*TASK*
Search each line of the data for the word "icon"; copy every line where it is found.

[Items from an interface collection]
Start of Block
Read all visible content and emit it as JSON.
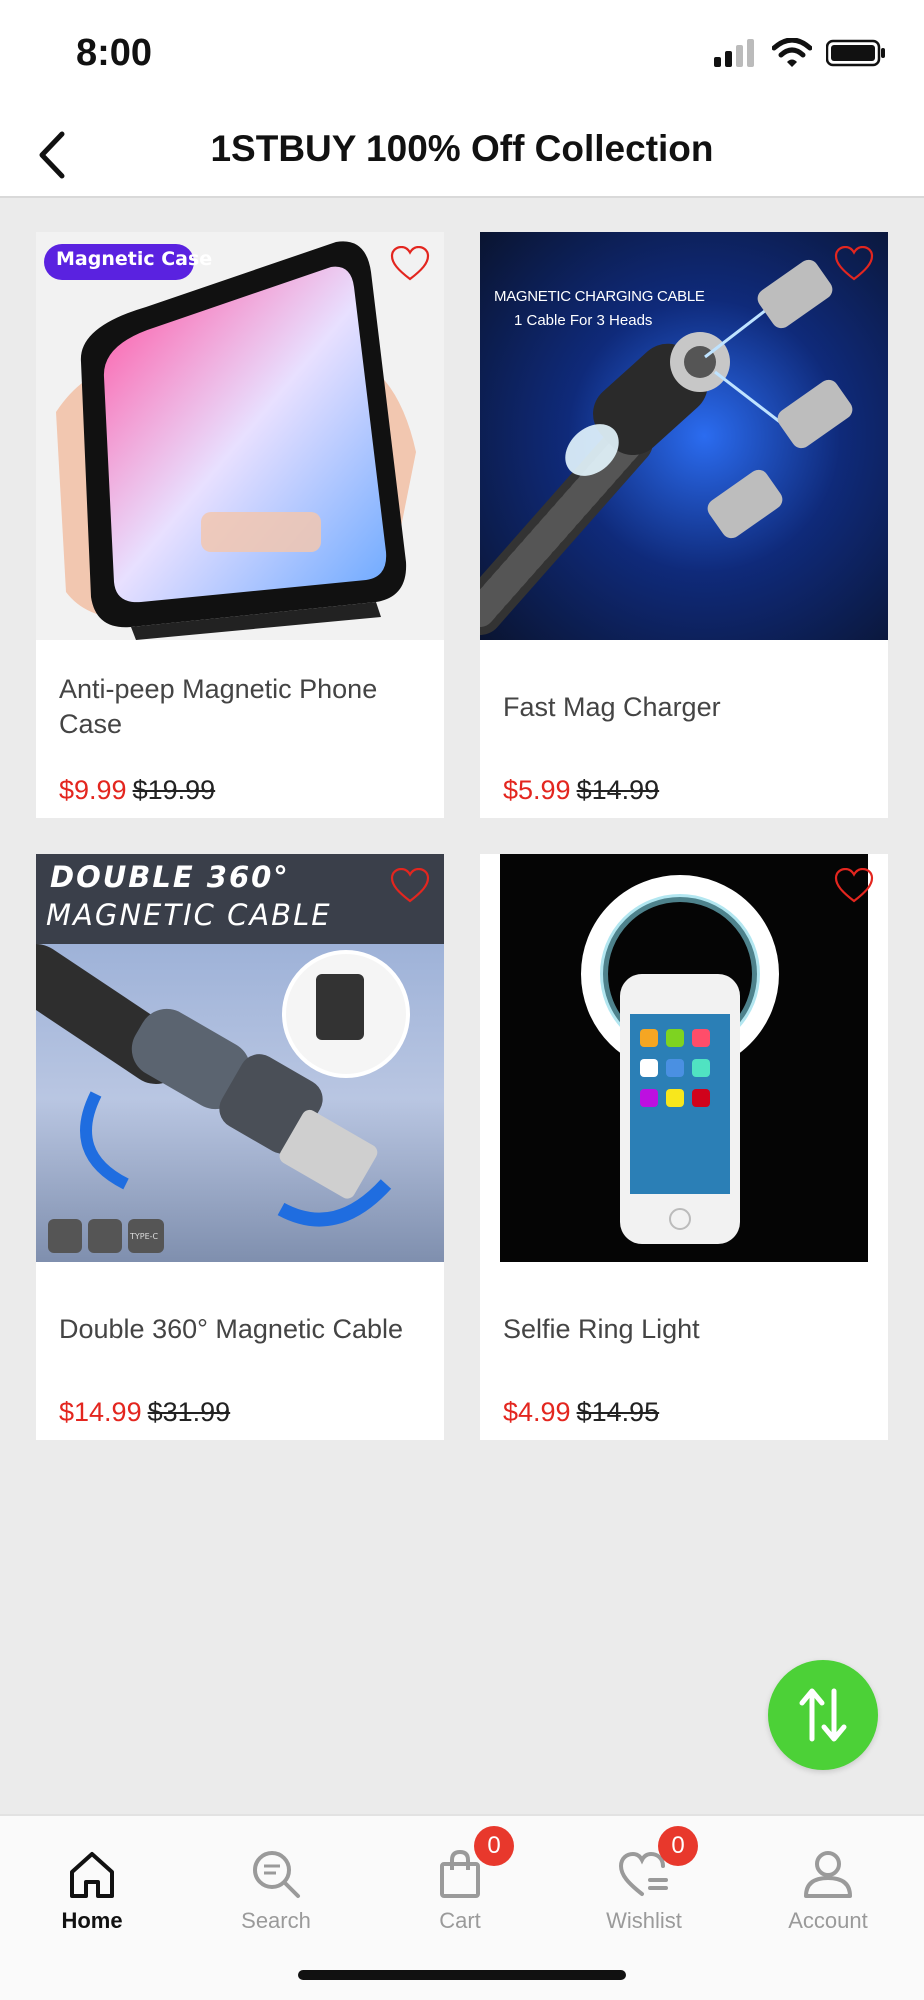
{
  "status": {
    "time": "8:00"
  },
  "header": {
    "title": "1STBUY 100% Off Collection"
  },
  "products": [
    {
      "name": "Anti-peep Magnetic Phone Case",
      "price": "$9.99",
      "old_price": "$19.99",
      "image_label": "Magnetic Case"
    },
    {
      "name": "Fast Mag Charger",
      "price": "$5.99",
      "old_price": "$14.99",
      "image_label": "MAGNETIC CHARGING CABLE",
      "image_sublabel": "1 Cable For 3 Heads"
    },
    {
      "name": "Double 360° Magnetic Cable",
      "price": "$14.99",
      "old_price": "$31.99",
      "image_label": "DOUBLE 360°",
      "image_sublabel": "MAGNETIC CABLE",
      "image_badge": "TYPE-C"
    },
    {
      "name": "Selfie Ring Light",
      "price": "$4.99",
      "old_price": "$14.95"
    }
  ],
  "tabs": [
    {
      "label": "Home",
      "icon": "home-icon",
      "active": true
    },
    {
      "label": "Search",
      "icon": "search-icon"
    },
    {
      "label": "Cart",
      "icon": "cart-icon",
      "badge": "0"
    },
    {
      "label": "Wishlist",
      "icon": "wishlist-icon",
      "badge": "0"
    },
    {
      "label": "Account",
      "icon": "account-icon"
    }
  ],
  "colors": {
    "price": "#e3261f",
    "fab": "#4cd137",
    "badge": "#e8382c",
    "heart": "#e3261f"
  }
}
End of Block
*SOLVED EXERCISE*
      "icon": "home-icon",
      "icon": "search-icon"
      "icon": "cart-icon",
      "icon": "wishlist-icon",
      "icon": "account-icon"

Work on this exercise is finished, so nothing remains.